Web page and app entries
════════════════

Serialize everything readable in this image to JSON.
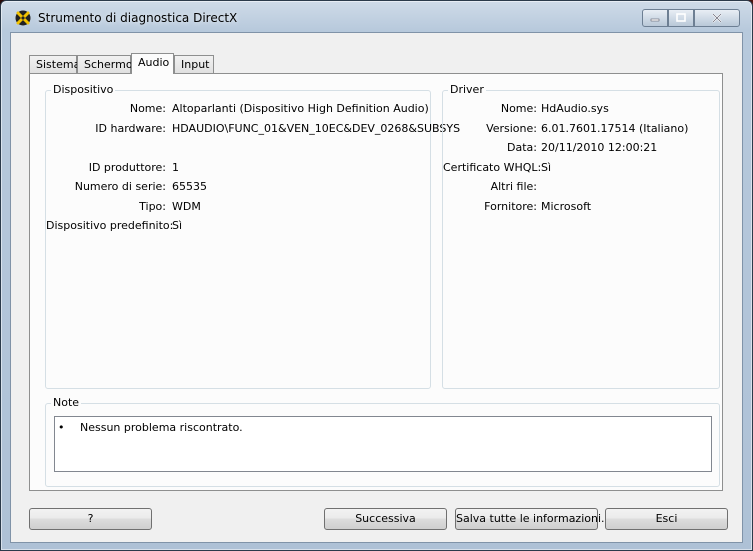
{
  "window": {
    "title": "Strumento di diagnostica DirectX"
  },
  "tabs": [
    {
      "label": "Sistema",
      "active": false
    },
    {
      "label": "Schermo",
      "active": false
    },
    {
      "label": "Audio",
      "active": true
    },
    {
      "label": "Input",
      "active": false
    }
  ],
  "device": {
    "group_label": "Dispositivo",
    "fields": [
      {
        "label": "Nome:",
        "value": "Altoparlanti (Dispositivo High Definition Audio)"
      },
      {
        "label": "ID hardware:",
        "value": "HDAUDIO\\FUNC_01&VEN_10EC&DEV_0268&SUBSYS"
      },
      {
        "label": "ID produttore:",
        "value": "1"
      },
      {
        "label": "Numero di serie:",
        "value": "65535"
      },
      {
        "label": "Tipo:",
        "value": "WDM"
      },
      {
        "label": "Dispositivo predefinito:",
        "value": "Sì"
      }
    ]
  },
  "driver": {
    "group_label": "Driver",
    "fields": [
      {
        "label": "Nome:",
        "value": "HdAudio.sys"
      },
      {
        "label": "Versione:",
        "value": "6.01.7601.17514 (Italiano)"
      },
      {
        "label": "Data:",
        "value": "20/11/2010 12:00:21"
      },
      {
        "label": "Certificato WHQL:",
        "value": "Sì"
      },
      {
        "label": "Altri file:",
        "value": ""
      },
      {
        "label": "Fornitore:",
        "value": "Microsoft"
      }
    ]
  },
  "notes": {
    "group_label": "Note",
    "bullet": "•",
    "items": [
      "Nessun problema riscontrato."
    ]
  },
  "buttons": {
    "help": "?",
    "next": "Successiva",
    "save_all": "Salva tutte le informazioni...",
    "exit": "Esci"
  },
  "icons": {
    "app": "directx-icon",
    "minimize": "minimize-icon",
    "maximize": "maximize-icon",
    "close": "close-icon"
  }
}
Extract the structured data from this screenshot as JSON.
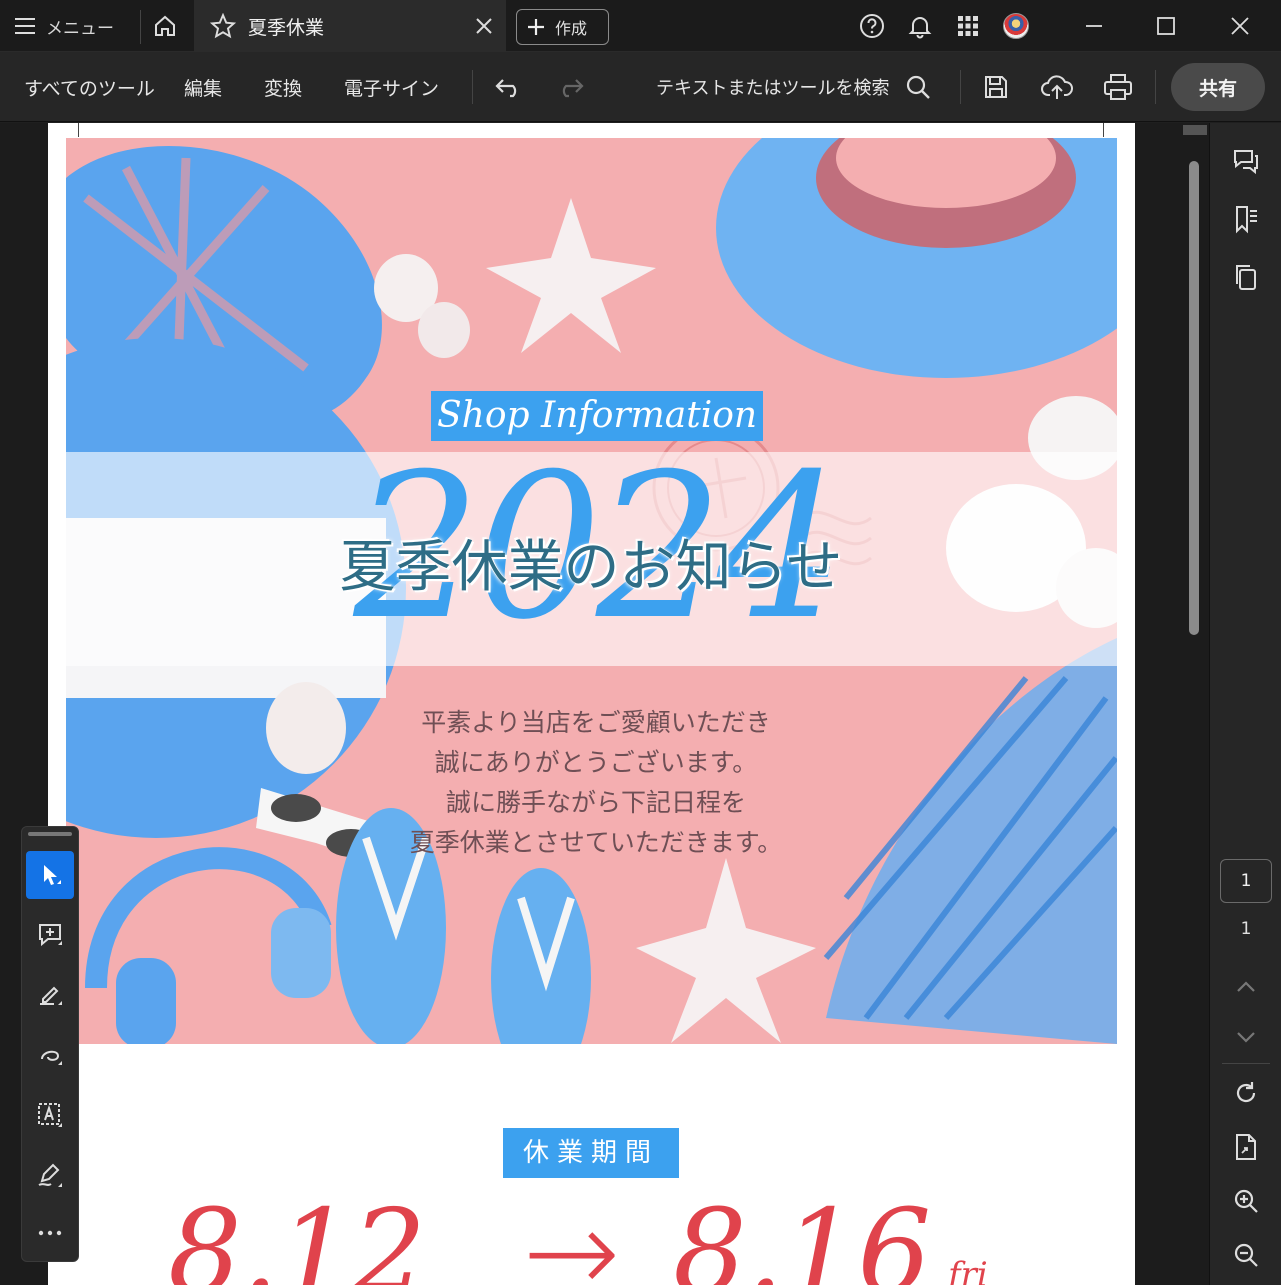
{
  "titlebar": {
    "menu_label": "メニュー",
    "tab_title": "夏季休業",
    "create_label": "作成"
  },
  "toolbar": {
    "all_tools": "すべてのツール",
    "edit": "編集",
    "convert": "変換",
    "esign": "電子サイン",
    "search_placeholder": "テキストまたはツールを検索",
    "share": "共有"
  },
  "document": {
    "shop_info": "Shop Information",
    "year": "2024",
    "notice_title": "夏季休業のお知らせ",
    "body_lines": [
      "平素より当店をご愛顧いただき",
      "誠にありがとうございます。",
      "誠に勝手ながら下記日程を",
      "夏季休業とさせていただきます。"
    ],
    "closed_label": "休業期間",
    "start_date": "8.12",
    "arrow": "→",
    "end_date": "8.16",
    "end_weekday": "fri"
  },
  "pagenav": {
    "current": "1",
    "total": "1"
  },
  "colors": {
    "accent_blue": "#3ca1ef",
    "hero_pink": "#f4aeb0",
    "date_red": "#e0434c",
    "select_blue": "#1473e6"
  },
  "icons": [
    "hamburger-icon",
    "home-icon",
    "star-icon",
    "close-icon",
    "plus-icon",
    "help-icon",
    "bell-icon",
    "apps-grid-icon",
    "minimize-icon",
    "maximize-icon",
    "window-close-icon",
    "undo-icon",
    "redo-icon",
    "search-icon",
    "save-icon",
    "upload-cloud-icon",
    "print-icon",
    "comment-icon",
    "bookmark-icon",
    "copy-pages-icon",
    "select-arrow-icon",
    "add-comment-icon",
    "highlight-icon",
    "draw-icon",
    "text-recognize-icon",
    "sign-icon",
    "more-icon",
    "chevron-up-icon",
    "chevron-down-icon",
    "refresh-icon",
    "page-file-icon",
    "zoom-in-icon",
    "zoom-out-icon"
  ]
}
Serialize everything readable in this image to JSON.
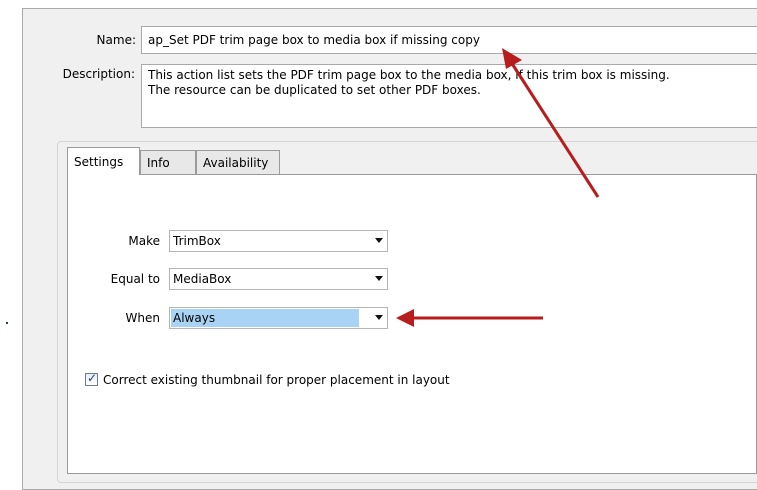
{
  "form": {
    "name_label": "Name:",
    "name_value": "ap_Set PDF trim page box to media box if missing copy",
    "description_label": "Description:",
    "description_lines": [
      "This action list sets the PDF trim page box to the media box, if this trim box is missing.",
      "The resource can be duplicated to set other PDF boxes."
    ]
  },
  "tabs": [
    {
      "label": "Settings",
      "active": true
    },
    {
      "label": "Info",
      "active": false
    },
    {
      "label": "Availability",
      "active": false
    }
  ],
  "settings": {
    "make_label": "Make",
    "make_value": "TrimBox",
    "equal_label": "Equal to",
    "equal_value": "MediaBox",
    "when_label": "When",
    "when_value": "Always",
    "checkbox_label": "Correct existing thumbnail for proper placement in layout",
    "checkbox_checked": true
  },
  "colors": {
    "annotation_arrow": "#b81c1c",
    "selection_highlight": "#a9d3f4"
  }
}
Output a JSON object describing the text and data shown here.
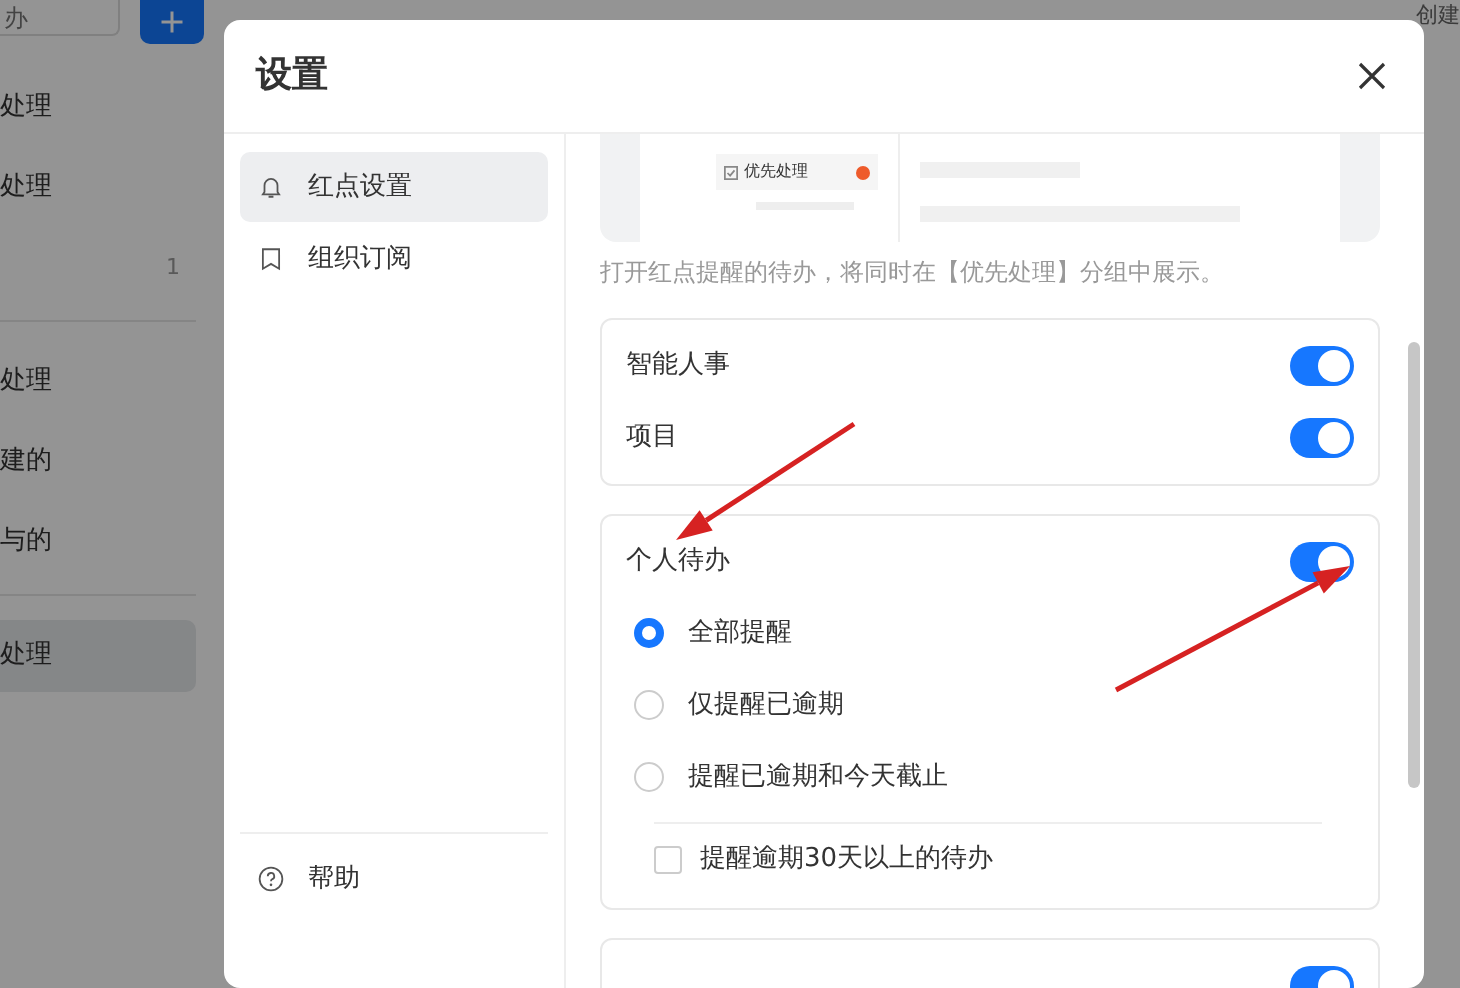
{
  "background_app": {
    "search": {
      "placeholder": "办"
    },
    "top_right": "创建",
    "groups": [
      [
        {
          "label": "处理",
          "selected": false
        },
        {
          "label": "处理",
          "selected": false
        },
        {
          "count": "1",
          "selected": false
        }
      ],
      [
        {
          "label": "处理",
          "selected": false
        },
        {
          "label": "建的",
          "selected": false
        },
        {
          "label": "与的",
          "selected": false
        }
      ],
      [
        {
          "label": "处理",
          "selected": true
        }
      ]
    ]
  },
  "dialog": {
    "title": "设置",
    "nav": [
      {
        "label": "红点设置",
        "selected": true
      },
      {
        "label": "组织订阅",
        "selected": false
      }
    ],
    "help": "帮助",
    "preview": {
      "item": "优先处理"
    },
    "caption": "打开红点提醒的待办，将同时在【优先处理】分组中展示。",
    "cards": [
      {
        "rows": [
          {
            "kind": "toggle",
            "label": "智能人事",
            "on": true
          },
          {
            "kind": "toggle",
            "label": "项目",
            "on": true
          }
        ]
      },
      {
        "rows": [
          {
            "kind": "toggle",
            "label": "个人待办",
            "on": true
          },
          {
            "kind": "radio",
            "label": "全部提醒",
            "selected": true
          },
          {
            "kind": "radio",
            "label": "仅提醒已逾期",
            "selected": false
          },
          {
            "kind": "radio",
            "label": "提醒已逾期和今天截止",
            "selected": false
          },
          {
            "kind": "checkbox",
            "label": "提醒逾期30天以上的待办",
            "checked": false
          }
        ]
      },
      {
        "rows": [
          {
            "kind": "toggle",
            "on": true
          }
        ]
      }
    ]
  },
  "annotations": [
    {
      "kind": "arrow"
    },
    {
      "kind": "arrow"
    }
  ]
}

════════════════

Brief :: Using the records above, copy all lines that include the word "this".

Answer to the exercise ::
Serialize everything readable in this image to JSON.
Extract the structured data from this screenshot as JSON.
Serialize everything readable in this image to JSON.
      "This action list sets the PDF trim page box to the media box, if this trim box is missing.",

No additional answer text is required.